Supplied data.
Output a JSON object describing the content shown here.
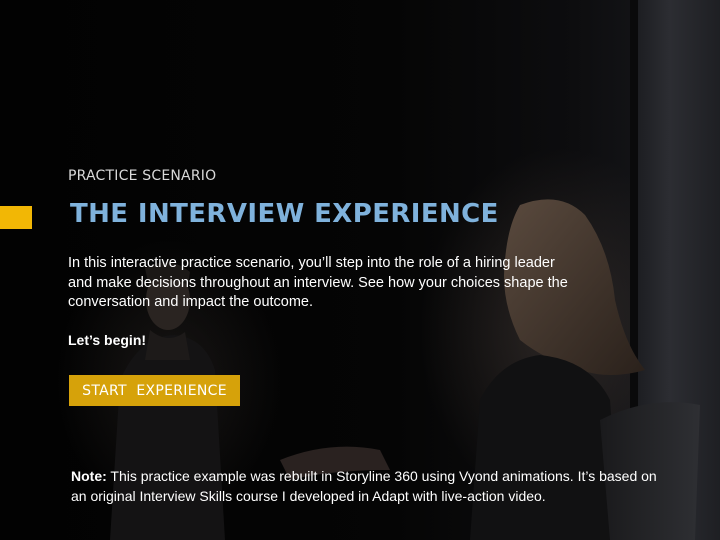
{
  "slide": {
    "eyebrow": "PRACTICE SCENARIO",
    "title": "THE INTERVIEW EXPERIENCE",
    "intro": "In this interactive practice scenario, you’ll step into the role of a hiring leader and make decisions throughout an interview. See how your choices shape the conversation and impact the outcome.",
    "lets_begin": "Let’s begin!",
    "start_button_label": "START  EXPERIENCE",
    "note_label": "Note:",
    "note_text": " This practice example was rebuilt in Storyline 360 using Vyond animations. It’s based on an original Interview Skills course I developed in Adapt with live-action video."
  },
  "colors": {
    "accent": "#f2b705",
    "button": "#d6a20a",
    "title": "#7fb2dc",
    "background": "#000000"
  }
}
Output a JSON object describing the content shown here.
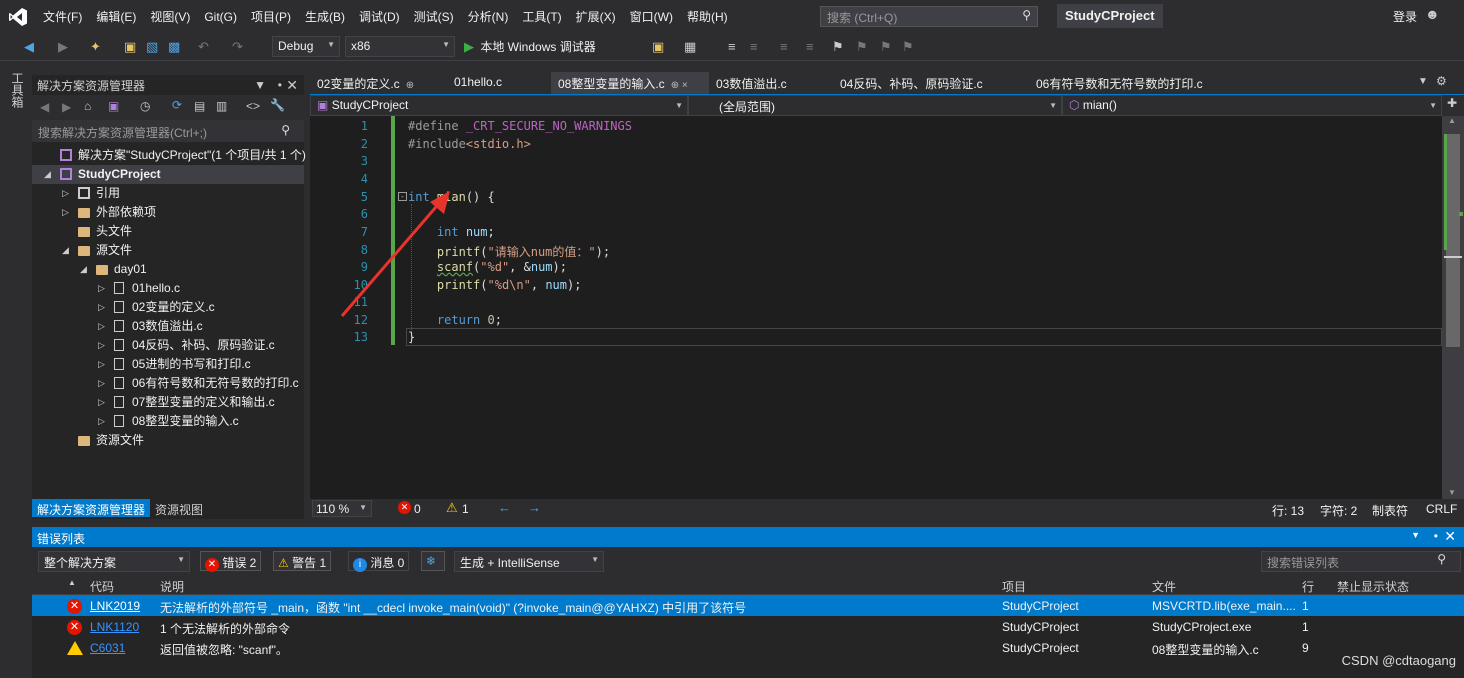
{
  "menubar": {
    "items": [
      "文件(F)",
      "编辑(E)",
      "视图(V)",
      "Git(G)",
      "项目(P)",
      "生成(B)",
      "调试(D)",
      "测试(S)",
      "分析(N)",
      "工具(T)",
      "扩展(X)",
      "窗口(W)",
      "帮助(H)"
    ],
    "search_placeholder": "搜索 (Ctrl+Q)",
    "project": "StudyCProject",
    "login": "登录"
  },
  "toolbar": {
    "config": "Debug",
    "platform": "x86",
    "run_label": "本地 Windows 调试器"
  },
  "left_tool_label": "工具箱",
  "solution_explorer": {
    "title": "解决方案资源管理器",
    "search_placeholder": "搜索解决方案资源管理器(Ctrl+;)",
    "tree": [
      {
        "label": "解决方案\"StudyCProject\"(1 个项目/共 1 个)",
        "level": 0,
        "expand": "",
        "icon": "solution-icon"
      },
      {
        "label": "StudyCProject",
        "level": 0,
        "expand": "◢",
        "icon": "project-icon",
        "selected": true
      },
      {
        "label": "引用",
        "level": 1,
        "expand": "▷",
        "icon": "references-icon"
      },
      {
        "label": "外部依赖项",
        "level": 1,
        "expand": "▷",
        "icon": "folder-icon"
      },
      {
        "label": "头文件",
        "level": 1,
        "expand": "",
        "icon": "folder-icon"
      },
      {
        "label": "源文件",
        "level": 1,
        "expand": "◢",
        "icon": "folder-icon"
      },
      {
        "label": "day01",
        "level": 2,
        "expand": "◢",
        "icon": "folder-icon"
      },
      {
        "label": "01hello.c",
        "level": 3,
        "expand": "▷",
        "icon": "c-file-icon"
      },
      {
        "label": "02变量的定义.c",
        "level": 3,
        "expand": "▷",
        "icon": "c-file-icon"
      },
      {
        "label": "03数值溢出.c",
        "level": 3,
        "expand": "▷",
        "icon": "c-file-icon"
      },
      {
        "label": "04反码、补码、原码验证.c",
        "level": 3,
        "expand": "▷",
        "icon": "c-file-icon"
      },
      {
        "label": "05进制的书写和打印.c",
        "level": 3,
        "expand": "▷",
        "icon": "c-file-icon"
      },
      {
        "label": "06有符号数和无符号数的打印.c",
        "level": 3,
        "expand": "▷",
        "icon": "c-file-icon"
      },
      {
        "label": "07整型变量的定义和输出.c",
        "level": 3,
        "expand": "▷",
        "icon": "c-file-icon"
      },
      {
        "label": "08整型变量的输入.c",
        "level": 3,
        "expand": "▷",
        "icon": "c-file-icon"
      },
      {
        "label": "资源文件",
        "level": 1,
        "expand": "",
        "icon": "folder-icon"
      }
    ],
    "tabs": [
      "解决方案资源管理器",
      "资源视图"
    ]
  },
  "doc_tabs": [
    {
      "label": "02变量的定义.c",
      "pin": "⊕"
    },
    {
      "label": "01hello.c",
      "pin": ""
    },
    {
      "label": "08整型变量的输入.c",
      "pin": "⊕ ×",
      "active": true
    },
    {
      "label": "03数值溢出.c",
      "pin": ""
    },
    {
      "label": "04反码、补码、原码验证.c",
      "pin": ""
    },
    {
      "label": "06有符号数和无符号数的打印.c",
      "pin": ""
    }
  ],
  "navbar": {
    "project": "StudyCProject",
    "scope": "(全局范围)",
    "member": "mian()"
  },
  "code_lines": [
    "1",
    "2",
    "3",
    "4",
    "5",
    "6",
    "7",
    "8",
    "9",
    "10",
    "11",
    "12",
    "13"
  ],
  "editor_status": {
    "zoom": "110 %",
    "errors": "0",
    "warnings": "1",
    "line": "行: 13",
    "char": "字符: 2",
    "tabs": "制表符",
    "eol": "CRLF"
  },
  "error_list": {
    "title": "错误列表",
    "scope": "整个解决方案",
    "errors_btn": "错误 2",
    "warnings_btn": "警告 1",
    "messages_btn": "消息 0",
    "build_filter": "生成 + IntelliSense",
    "search_placeholder": "搜索错误列表",
    "columns": [
      "代码",
      "说明",
      "项目",
      "文件",
      "行",
      "禁止显示状态"
    ],
    "rows": [
      {
        "type": "error",
        "code": "LNK2019",
        "desc": "无法解析的外部符号 _main，函数 \"int __cdecl invoke_main(void)\" (?invoke_main@@YAHXZ) 中引用了该符号",
        "project": "StudyCProject",
        "file": "MSVCRTD.lib(exe_main....",
        "line": "1",
        "selected": true
      },
      {
        "type": "error",
        "code": "LNK1120",
        "desc": "1 个无法解析的外部命令",
        "project": "StudyCProject",
        "file": "StudyCProject.exe",
        "line": "1"
      },
      {
        "type": "warning",
        "code": "C6031",
        "desc": "返回值被忽略: \"scanf\"。",
        "project": "StudyCProject",
        "file": "08整型变量的输入.c",
        "line": "9"
      }
    ]
  },
  "watermark": "CSDN @cdtaogang"
}
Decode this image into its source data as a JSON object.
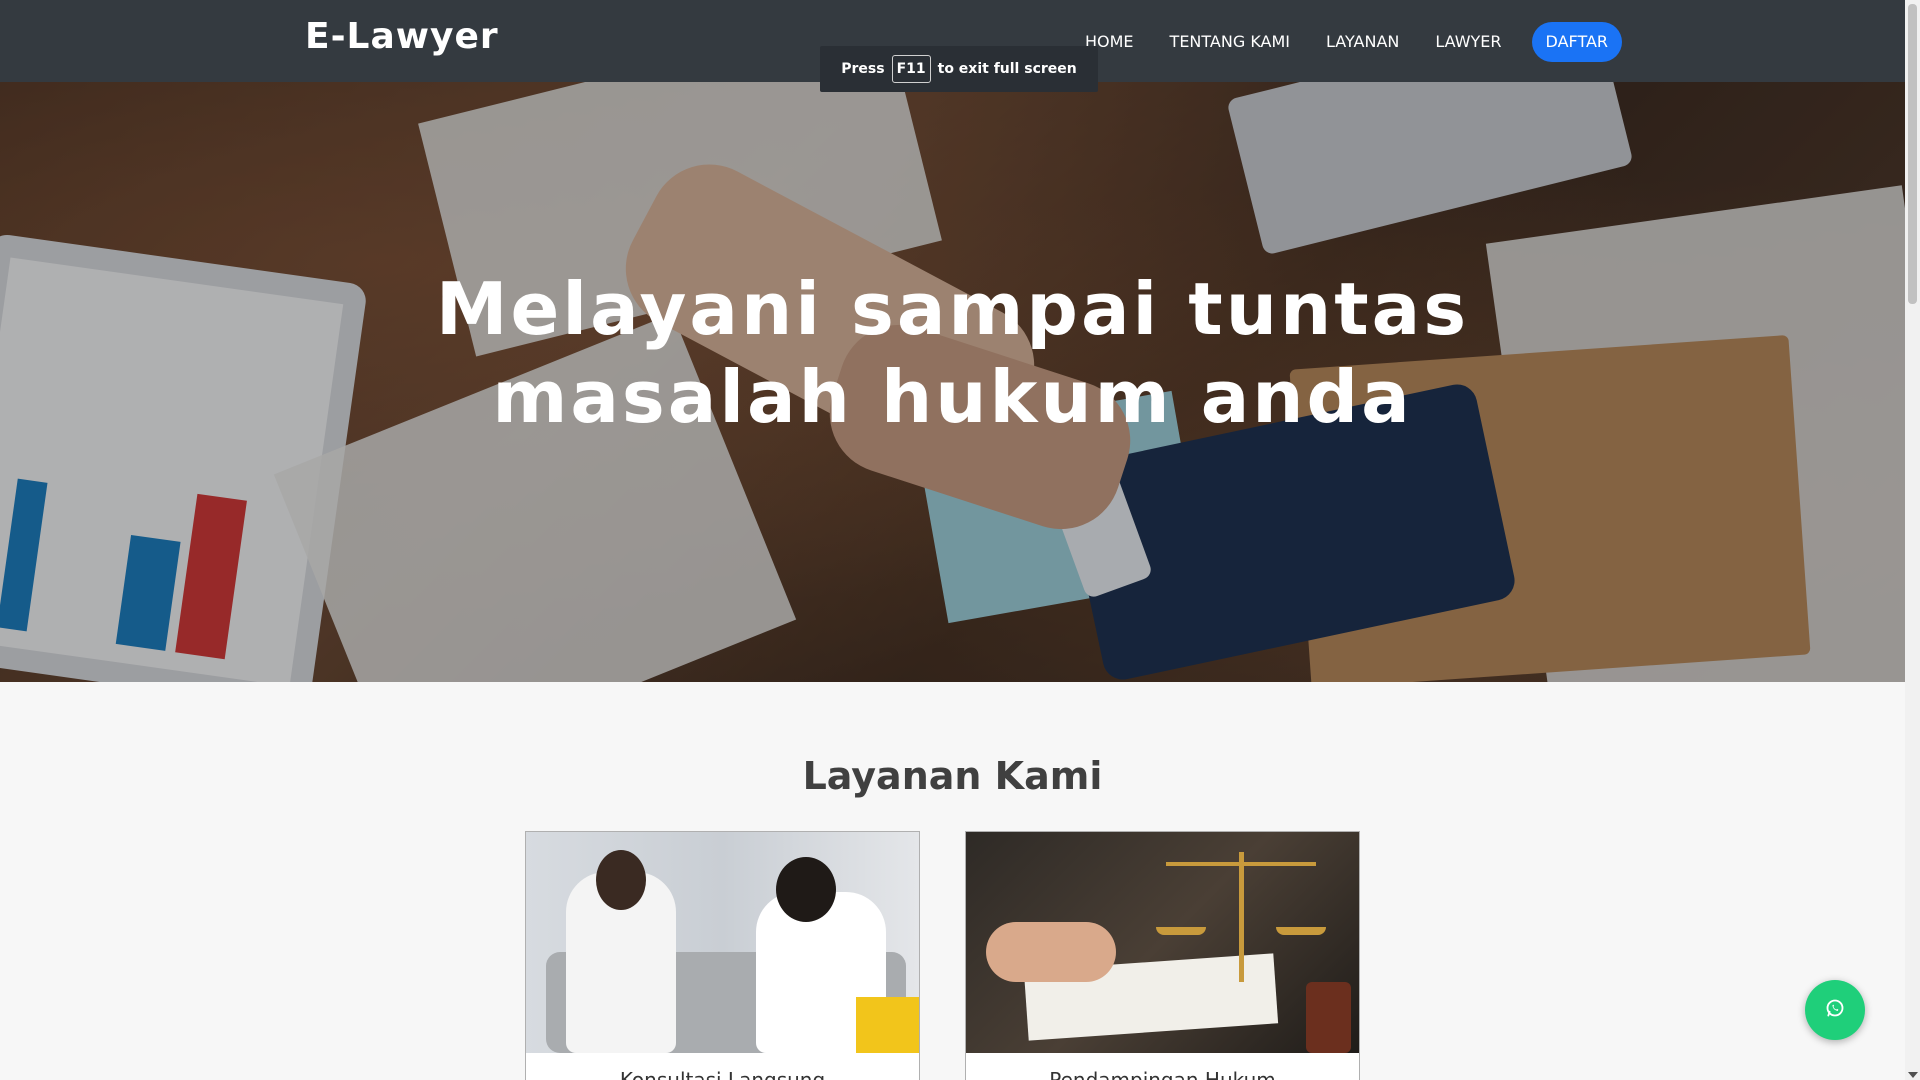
{
  "navbar": {
    "brand": "E-Lawyer",
    "links": [
      "HOME",
      "TENTANG KAMI",
      "LAYANAN",
      "LAWYER"
    ],
    "cta": "DAFTAR"
  },
  "fullscreen_toast": {
    "before": "Press",
    "key": "F11",
    "after": "to exit full screen"
  },
  "hero": {
    "title_line1": "Melayani sampai tuntas",
    "title_line2": "masalah hukum anda"
  },
  "services": {
    "title": "Layanan Kami",
    "items": [
      {
        "label": "Konsultasi Langsung",
        "image": "consultation-photo"
      },
      {
        "label": "Pendampingan Hukum",
        "image": "legal-scales-photo"
      }
    ]
  },
  "whatsapp": {
    "icon": "whatsapp-icon",
    "color": "#1fcf7a"
  },
  "colors": {
    "navbar": "#343a40",
    "accent": "#1a73f5"
  }
}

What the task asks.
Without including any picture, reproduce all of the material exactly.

Result below.
Output a JSON object describing the content shown here.
{
  "slide": {
    "eyebrow": "PRACTICE SCENARIO",
    "title": "THE INTERVIEW EXPERIENCE",
    "intro": "In this interactive practice scenario, you’ll step into the role of a hiring leader and make decisions throughout an interview. See how your choices shape the conversation and impact the outcome.",
    "lets_begin": "Let’s begin!",
    "start_button_label": "START  EXPERIENCE",
    "note_label": "Note:",
    "note_text": " This practice example was rebuilt in Storyline 360 using Vyond animations. It’s based on an original Interview Skills course I developed in Adapt with live-action video."
  },
  "colors": {
    "accent": "#f2b705",
    "button": "#d6a20a",
    "title": "#7fb2dc",
    "background": "#000000"
  }
}
Output a JSON object describing the content shown here.
{
  "menubar": {
    "items": [
      "文件(F)",
      "编辑(E)",
      "视图(V)",
      "Git(G)",
      "项目(P)",
      "生成(B)",
      "调试(D)",
      "测试(S)",
      "分析(N)",
      "工具(T)",
      "扩展(X)",
      "窗口(W)",
      "帮助(H)"
    ],
    "search_placeholder": "搜索 (Ctrl+Q)",
    "project": "StudyCProject",
    "login": "登录"
  },
  "toolbar": {
    "config": "Debug",
    "platform": "x86",
    "run_label": "本地 Windows 调试器"
  },
  "left_tool_label": "工具箱",
  "solution_explorer": {
    "title": "解决方案资源管理器",
    "search_placeholder": "搜索解决方案资源管理器(Ctrl+;)",
    "tree": [
      {
        "label": "解决方案\"StudyCProject\"(1 个项目/共 1 个)",
        "level": 0,
        "expand": "",
        "icon": "solution-icon"
      },
      {
        "label": "StudyCProject",
        "level": 0,
        "expand": "◢",
        "icon": "project-icon",
        "selected": true
      },
      {
        "label": "引用",
        "level": 1,
        "expand": "▷",
        "icon": "references-icon"
      },
      {
        "label": "外部依赖项",
        "level": 1,
        "expand": "▷",
        "icon": "folder-icon"
      },
      {
        "label": "头文件",
        "level": 1,
        "expand": "",
        "icon": "folder-icon"
      },
      {
        "label": "源文件",
        "level": 1,
        "expand": "◢",
        "icon": "folder-icon"
      },
      {
        "label": "day01",
        "level": 2,
        "expand": "◢",
        "icon": "folder-icon"
      },
      {
        "label": "01hello.c",
        "level": 3,
        "expand": "▷",
        "icon": "c-file-icon"
      },
      {
        "label": "02变量的定义.c",
        "level": 3,
        "expand": "▷",
        "icon": "c-file-icon"
      },
      {
        "label": "03数值溢出.c",
        "level": 3,
        "expand": "▷",
        "icon": "c-file-icon"
      },
      {
        "label": "04反码、补码、原码验证.c",
        "level": 3,
        "expand": "▷",
        "icon": "c-file-icon"
      },
      {
        "label": "05进制的书写和打印.c",
        "level": 3,
        "expand": "▷",
        "icon": "c-file-icon"
      },
      {
        "label": "06有符号数和无符号数的打印.c",
        "level": 3,
        "expand": "▷",
        "icon": "c-file-icon"
      },
      {
        "label": "07整型变量的定义和输出.c",
        "level": 3,
        "expand": "▷",
        "icon": "c-file-icon"
      },
      {
        "label": "08整型变量的输入.c",
        "level": 3,
        "expand": "▷",
        "icon": "c-file-icon"
      },
      {
        "label": "资源文件",
        "level": 1,
        "expand": "",
        "icon": "folder-icon"
      }
    ],
    "tabs": [
      "解决方案资源管理器",
      "资源视图"
    ]
  },
  "doc_tabs": [
    {
      "label": "02变量的定义.c",
      "pin": "⊕"
    },
    {
      "label": "01hello.c",
      "pin": ""
    },
    {
      "label": "08整型变量的输入.c",
      "pin": "⊕ ×",
      "active": true
    },
    {
      "label": "03数值溢出.c",
      "pin": ""
    },
    {
      "label": "04反码、补码、原码验证.c",
      "pin": ""
    },
    {
      "label": "06有符号数和无符号数的打印.c",
      "pin": ""
    }
  ],
  "navbar": {
    "project": "StudyCProject",
    "scope": "(全局范围)",
    "member": "mian()"
  },
  "code_lines": [
    "1",
    "2",
    "3",
    "4",
    "5",
    "6",
    "7",
    "8",
    "9",
    "10",
    "11",
    "12",
    "13"
  ],
  "editor_status": {
    "zoom": "110 %",
    "errors": "0",
    "warnings": "1",
    "line": "行: 13",
    "char": "字符: 2",
    "tabs": "制表符",
    "eol": "CRLF"
  },
  "error_list": {
    "title": "错误列表",
    "scope": "整个解决方案",
    "errors_btn": "错误 2",
    "warnings_btn": "警告 1",
    "messages_btn": "消息 0",
    "build_filter": "生成 + IntelliSense",
    "search_placeholder": "搜索错误列表",
    "columns": [
      "代码",
      "说明",
      "项目",
      "文件",
      "行",
      "禁止显示状态"
    ],
    "rows": [
      {
        "type": "error",
        "code": "LNK2019",
        "desc": "无法解析的外部符号 _main，函数 \"int __cdecl invoke_main(void)\" (?invoke_main@@YAHXZ) 中引用了该符号",
        "project": "StudyCProject",
        "file": "MSVCRTD.lib(exe_main....",
        "line": "1",
        "selected": true
      },
      {
        "type": "error",
        "code": "LNK1120",
        "desc": "1 个无法解析的外部命令",
        "project": "StudyCProject",
        "file": "StudyCProject.exe",
        "line": "1"
      },
      {
        "type": "warning",
        "code": "C6031",
        "desc": "返回值被忽略: \"scanf\"。",
        "project": "StudyCProject",
        "file": "08整型变量的输入.c",
        "line": "9"
      }
    ]
  },
  "watermark": "CSDN @cdtaogang"
}
Decode this image into its source data as a JSON object.
{
  "navbar": {
    "brand": "E-Lawyer",
    "links": [
      "HOME",
      "TENTANG KAMI",
      "LAYANAN",
      "LAWYER"
    ],
    "cta": "DAFTAR"
  },
  "fullscreen_toast": {
    "before": "Press",
    "key": "F11",
    "after": "to exit full screen"
  },
  "hero": {
    "title_line1": "Melayani sampai tuntas",
    "title_line2": "masalah hukum anda"
  },
  "services": {
    "title": "Layanan Kami",
    "items": [
      {
        "label": "Konsultasi Langsung",
        "image": "consultation-photo"
      },
      {
        "label": "Pendampingan Hukum",
        "image": "legal-scales-photo"
      }
    ]
  },
  "whatsapp": {
    "icon": "whatsapp-icon",
    "color": "#1fcf7a"
  },
  "colors": {
    "navbar": "#343a40",
    "accent": "#1a73f5"
  }
}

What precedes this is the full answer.